Onam is the biggest festival celebrated by Hindus in the Southern state of Kerala. It falls in the first month of the Malayalam calendar, Chingam, which is usually August-September time. It reminisces Kerala’s agrarian past and so is referred to as the harvest festival. It is celebrated with great pomp in Kerala and by Malayalee Hindus all over the world, with Onam festivities incorporating a wide range of cultural elements.


Being a proud Malayalee, Onam is a time in the year I look forward to greatly. Having been able to celebrate it in my native hometown of Thiruvananthapuram from an early age, I have seen the importance the festival holds for Malayalee Hindus. So what is the story of Onam? Disclaimer: The story of Onam is one of my favourite stories told by my grandma as I was growing up, so please forgive the five year old in me as I recount the story the way she would say it!


There once lived a great King called Mahabali. All the people loved him in his kingdom, as he was a fair and just ruler. The land flourished under his rule and everyone lived prosperous lives due to his generosity. So loved was he that people would worship him as if he were God. Whatever his people asked for, King Mahabali would provide for them. When the Gods witnessed this adoration from above, they wanted to test Mahabali and so turned to Lord Vishnu, who the King was a great devotee of. Lord Vishnu decided to test whether King Mahabali was true to his word. He sought to give Mahabali an impossible request that would prove to his people that their King was not God-worthy. He came down to Earth disguised as a Brahmin dwarf, his Vamanan avatar.


Vamanan went to the King and asked him to give him land worth three of his steps. Mahabali, not realising Vamanan was Lord Vishnu himself, accepted the request. As Vamanan took one step he covered all of the Earth. With his second, Vamanan covered the Universe with no room left for the third. Mahabali soon realised that Vamanan was no ordinary man, but the Lord he so greatly worshipped. Without thinking, he knelt before Vamanan and offered him to take his third step on Mahabali’s own head. While Vamanan placed his foot on Mahabali’s head, the King started to go down into the Earth. Lord Vishnu knew that Mahabali would stay true to his word and would not deceive anyone. Before being completely removed from the Earth, King Mahabali asked to come back and see his people once a year and Lord Vishnu gladly agreed to the King’s request. This annual visit by Mahabali is what Malayalee Hindus celebrate as Onam today.

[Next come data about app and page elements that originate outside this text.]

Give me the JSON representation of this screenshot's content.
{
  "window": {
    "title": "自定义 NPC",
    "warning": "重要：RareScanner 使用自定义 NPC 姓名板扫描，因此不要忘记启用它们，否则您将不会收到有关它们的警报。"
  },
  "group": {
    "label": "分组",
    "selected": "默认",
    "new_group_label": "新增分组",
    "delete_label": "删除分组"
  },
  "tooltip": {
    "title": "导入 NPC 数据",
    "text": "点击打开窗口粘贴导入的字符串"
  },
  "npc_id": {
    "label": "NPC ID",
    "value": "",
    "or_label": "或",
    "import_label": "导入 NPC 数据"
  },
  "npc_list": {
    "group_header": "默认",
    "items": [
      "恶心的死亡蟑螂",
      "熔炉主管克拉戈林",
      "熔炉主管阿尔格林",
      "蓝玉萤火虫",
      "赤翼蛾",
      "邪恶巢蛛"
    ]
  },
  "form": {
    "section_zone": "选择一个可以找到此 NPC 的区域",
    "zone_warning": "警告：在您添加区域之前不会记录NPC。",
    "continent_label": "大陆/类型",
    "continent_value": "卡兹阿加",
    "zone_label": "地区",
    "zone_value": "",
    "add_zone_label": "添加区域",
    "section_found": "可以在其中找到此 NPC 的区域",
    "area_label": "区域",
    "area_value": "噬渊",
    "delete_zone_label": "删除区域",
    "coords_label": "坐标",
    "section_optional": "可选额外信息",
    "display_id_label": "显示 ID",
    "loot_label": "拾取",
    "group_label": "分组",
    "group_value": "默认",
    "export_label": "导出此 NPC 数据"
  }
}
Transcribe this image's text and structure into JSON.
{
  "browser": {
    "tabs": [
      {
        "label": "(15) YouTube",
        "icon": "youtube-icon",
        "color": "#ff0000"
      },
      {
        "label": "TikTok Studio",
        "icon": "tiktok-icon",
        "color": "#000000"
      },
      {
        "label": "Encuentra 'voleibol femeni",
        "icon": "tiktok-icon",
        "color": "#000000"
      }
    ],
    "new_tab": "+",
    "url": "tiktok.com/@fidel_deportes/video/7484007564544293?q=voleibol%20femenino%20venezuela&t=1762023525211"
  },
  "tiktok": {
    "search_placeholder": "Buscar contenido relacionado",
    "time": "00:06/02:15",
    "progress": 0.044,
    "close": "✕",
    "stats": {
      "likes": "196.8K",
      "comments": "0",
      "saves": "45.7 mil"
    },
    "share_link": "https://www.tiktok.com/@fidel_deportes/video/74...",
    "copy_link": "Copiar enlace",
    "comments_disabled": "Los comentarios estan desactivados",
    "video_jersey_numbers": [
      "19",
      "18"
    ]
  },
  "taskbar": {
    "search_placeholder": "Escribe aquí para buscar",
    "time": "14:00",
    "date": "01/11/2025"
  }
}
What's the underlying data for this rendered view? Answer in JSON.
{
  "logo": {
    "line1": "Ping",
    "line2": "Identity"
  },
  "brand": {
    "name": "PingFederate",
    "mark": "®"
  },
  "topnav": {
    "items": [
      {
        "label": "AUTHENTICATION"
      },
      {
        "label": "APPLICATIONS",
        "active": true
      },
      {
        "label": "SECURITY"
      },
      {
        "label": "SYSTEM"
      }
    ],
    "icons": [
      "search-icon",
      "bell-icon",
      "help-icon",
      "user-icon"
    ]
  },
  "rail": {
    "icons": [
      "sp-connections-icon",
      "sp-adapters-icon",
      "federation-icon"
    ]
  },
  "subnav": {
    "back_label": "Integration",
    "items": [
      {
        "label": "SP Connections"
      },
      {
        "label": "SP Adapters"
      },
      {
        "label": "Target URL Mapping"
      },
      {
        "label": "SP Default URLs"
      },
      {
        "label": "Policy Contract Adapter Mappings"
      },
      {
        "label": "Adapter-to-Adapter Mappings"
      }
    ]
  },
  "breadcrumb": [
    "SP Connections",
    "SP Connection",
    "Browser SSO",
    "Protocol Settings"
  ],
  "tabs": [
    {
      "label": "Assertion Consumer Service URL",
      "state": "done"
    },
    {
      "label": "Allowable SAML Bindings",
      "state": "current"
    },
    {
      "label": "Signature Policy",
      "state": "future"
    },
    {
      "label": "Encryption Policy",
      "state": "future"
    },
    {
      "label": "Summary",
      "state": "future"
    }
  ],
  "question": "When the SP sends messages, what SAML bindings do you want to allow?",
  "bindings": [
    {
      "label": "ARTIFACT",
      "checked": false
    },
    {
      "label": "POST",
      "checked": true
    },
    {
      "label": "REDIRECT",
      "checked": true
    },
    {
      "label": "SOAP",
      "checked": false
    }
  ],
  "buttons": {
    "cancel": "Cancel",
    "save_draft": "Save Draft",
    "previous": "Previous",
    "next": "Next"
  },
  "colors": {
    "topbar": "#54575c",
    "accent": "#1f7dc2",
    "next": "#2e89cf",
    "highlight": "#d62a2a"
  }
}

The festival of Onam lasts for ten days and it is the final day – Thiruvonam – that marks the return of Mahabali to Kerala, as per the boon he received from Vamanan, to meet his beloved people. Preparations start very early as people clean their houses, apply pookalam, a rangoli type flower decoration outside their houses, and wear new traditional clothing to welcome their much loved King. Onasadhya, a traditional Keralan meal is served on banana leaves. This meal constitutes of at least 26 dishes and each dish has its own significant place on the leaf. Women dance Thiruvathira Kali, men take part in the annual boat race and the story of Onam is reenacted through a Kathakali performance.


This year Thiruvonam falls on 14 September 2016.


NHSF (UK) would like to wish all Malayalee Hindus a very happy and prosperous Onam!

–  Author: PR Team